This educational program typically engages older youth as animators of younger peers aged 11 to 15 to help them develop their powers of expression, capacities for moral reasoning, and an ethic of service to others. The program combines study, mentorship and social action.
Among the young ones in the community are those known as junior youth, who fall between the ages of, say, 12 and 15. They represent a special group with special needs as they are somewhat in between childhood and youth when many changes are occurring within them. Creative attention must be devoted to involving them in programmes of activity that will engage their interests, mold their capacities for teaching and service, and involve them in social interaction with older youth. -Ridvan 2000, Universal House of Justice
The merit of the junior youth spiritual empowerment program lies, first and foremost, in its effectiveness at enhancing the power of expression and the quality of spiritual perception within its participants and in assisting them to develop the capabilities necessary for a life of meaningful service to their communities. -November 14, 2012 Universal House of Justice
The Junior Youth Spiritual Empowerment Program channels the surging energies of junior youth. It is open to young people ages 12-14 and assists them to navigate through a crucial stage in their lives.
Those in their early adolescent years possess altruism, a sense of justice, eagerness to learn about the universe, and a desire to contribute to the construction of a better world.
The program helps them form a strong moral identity and empowers them to contribute to the well-being of their communities and the world at large.
By developing their character, intellectual capabilities, power of expression, and capacities for service to society, the participants come to see that they can become agents of positive change in the world.
The groups are facilitated by “animators”, often in their late teens or twenties. The animator and participants learn from each other in a participatory mode of learning. Groups of participants engage in activities such as discussion, drama, artistic expression, cooperative games, study of literature, story telling and acts of community service.
The junior youth program explores themes from a Bahá’í perspective, but is not a formal religious education program. It is open to all, subject to parental approval. Junior youth groups meet on a regular basis and there is no written homework.

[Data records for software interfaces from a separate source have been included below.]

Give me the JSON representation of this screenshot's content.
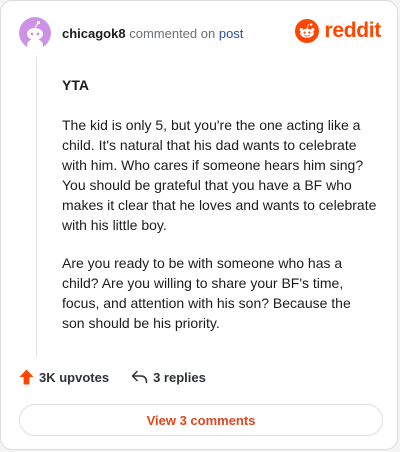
{
  "header": {
    "author": "chicagok8",
    "commented_text": "commented on",
    "post_link": "post",
    "brand_name": "reddit",
    "brand_color": "#ff4500",
    "avatar_color": "#cc92e6"
  },
  "comment": {
    "paragraphs": [
      "YTA",
      "The kid is only 5, but you're the one acting like a child. It's natural that his dad wants to celebrate with him. Who cares if someone hears him sing? You should be grateful that you have a BF who makes it clear that he loves and wants to celebrate with his little boy.",
      "Are you ready to be with someone who has a child? Are you willing to share your BF's time, focus, and attention with his son? Because the son should be his priority."
    ]
  },
  "actions": {
    "upvotes_label": "3K upvotes",
    "replies_label": "3 replies",
    "upvote_icon": "upvote-arrow-icon",
    "reply_icon": "reply-arrow-icon"
  },
  "footer": {
    "view_comments_label": "View 3 comments"
  }
}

While animators of junior youth groups are typically older youth or young adults, there is no age limit on being a successful animator. If you would like to learn more about starting a junior youth group and/or becoming an animator, contact: firstname.lastname@example.org.
Any child participating in a Junior Youth Group should have their parents complete the Permission Form prepared by the Office of Assembly Development: